"It won't improve in the near future; it's just going to get worse.
"It's going to be very serious for the farmers here if [the wallabies] aren't eradicated.
"They're going to wreak havoc."
Mr Brown said locating them was the biggest challenge and a "significant amount of funding" was needed.
"No-one has dealt with eradicating wallabies in low numbers.
"We need really good, up-to-date methods to find them and a lot of money."
Sniffer dogs had also been introduced in wallaby control operations near Naseby and in North Otago last year.
Cameras had been installed where an "established breeding population" could be monitored until those areas could be poisoned.
Wallaby woes have ballooned in recent years.
Between 2011 and 2016, the council responded to 12 wallaby incidents. This increased to 128 between 2016 and 2018, and reports came in regularly.
Council acting director of environmental monitoring and operations Peter Winder confirmed the operation had covered the foothills of the Ida Range behind Naseby.
"It is known from the surveillance cameras that were set in this area that there was a small population of five wallabies present.
"Staff are confident that all wallabies were controlled."
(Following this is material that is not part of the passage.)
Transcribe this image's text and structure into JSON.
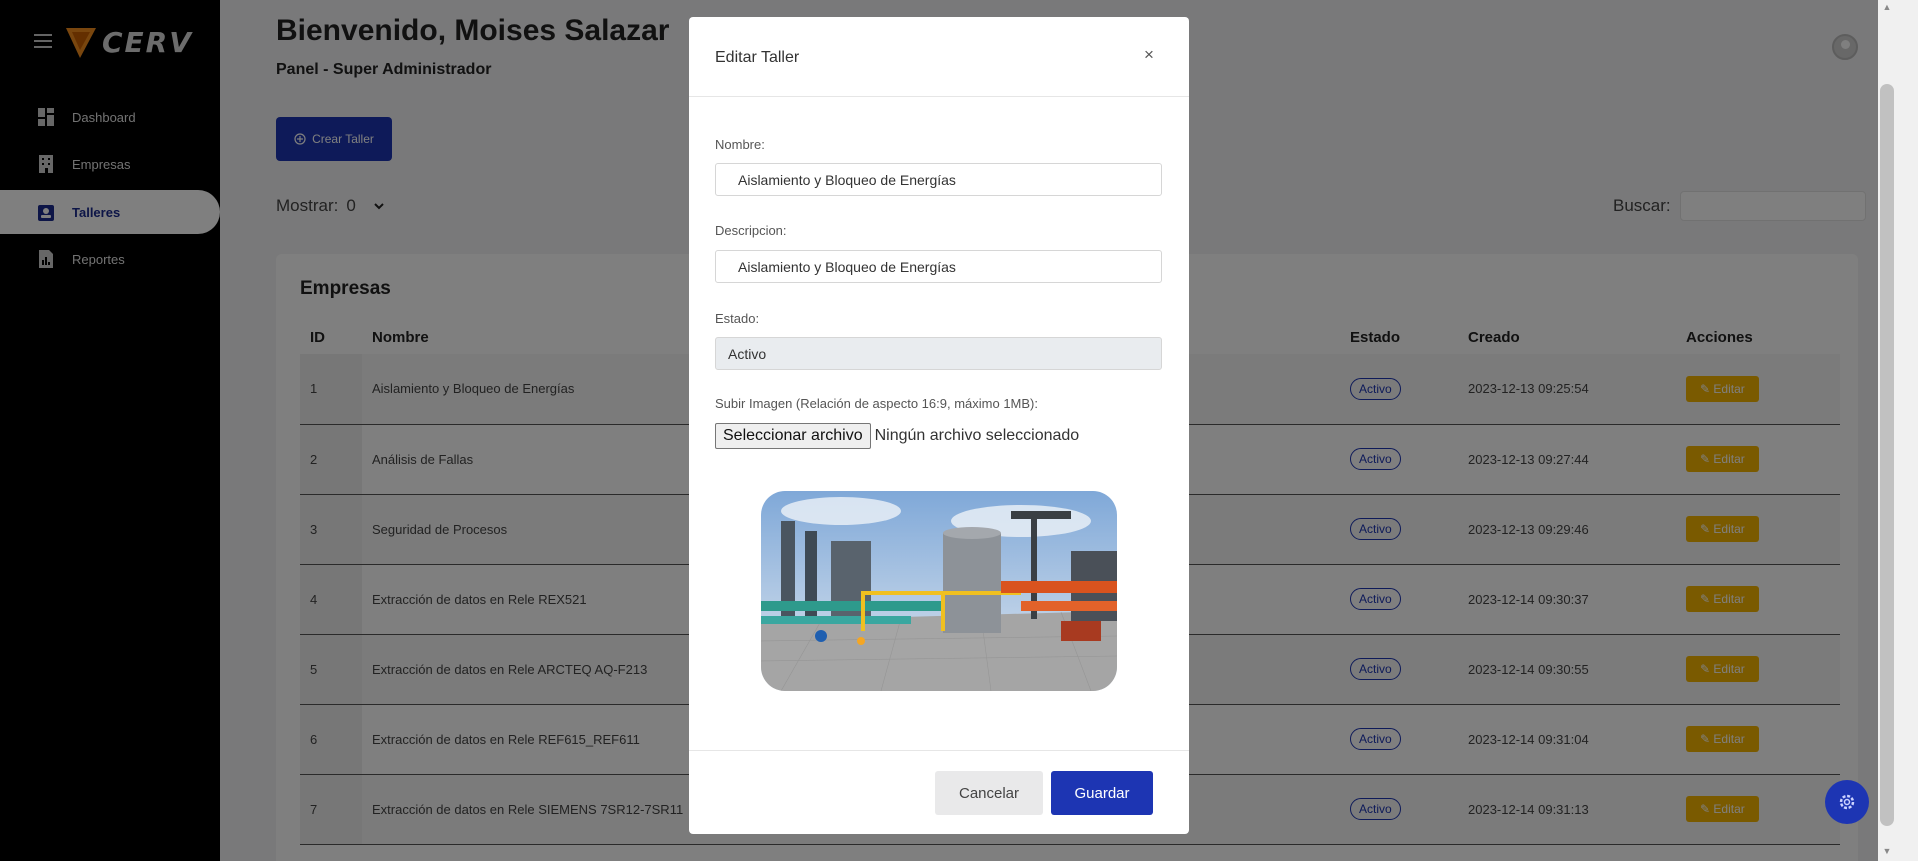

Mr Winder said the regional council was "working with stakeholders in the Central Otago area to develop a plan for wallabies in the future".
- For any wallaby sightings call 0800 474 082 or fill in a sighting form at orc.govt.nz.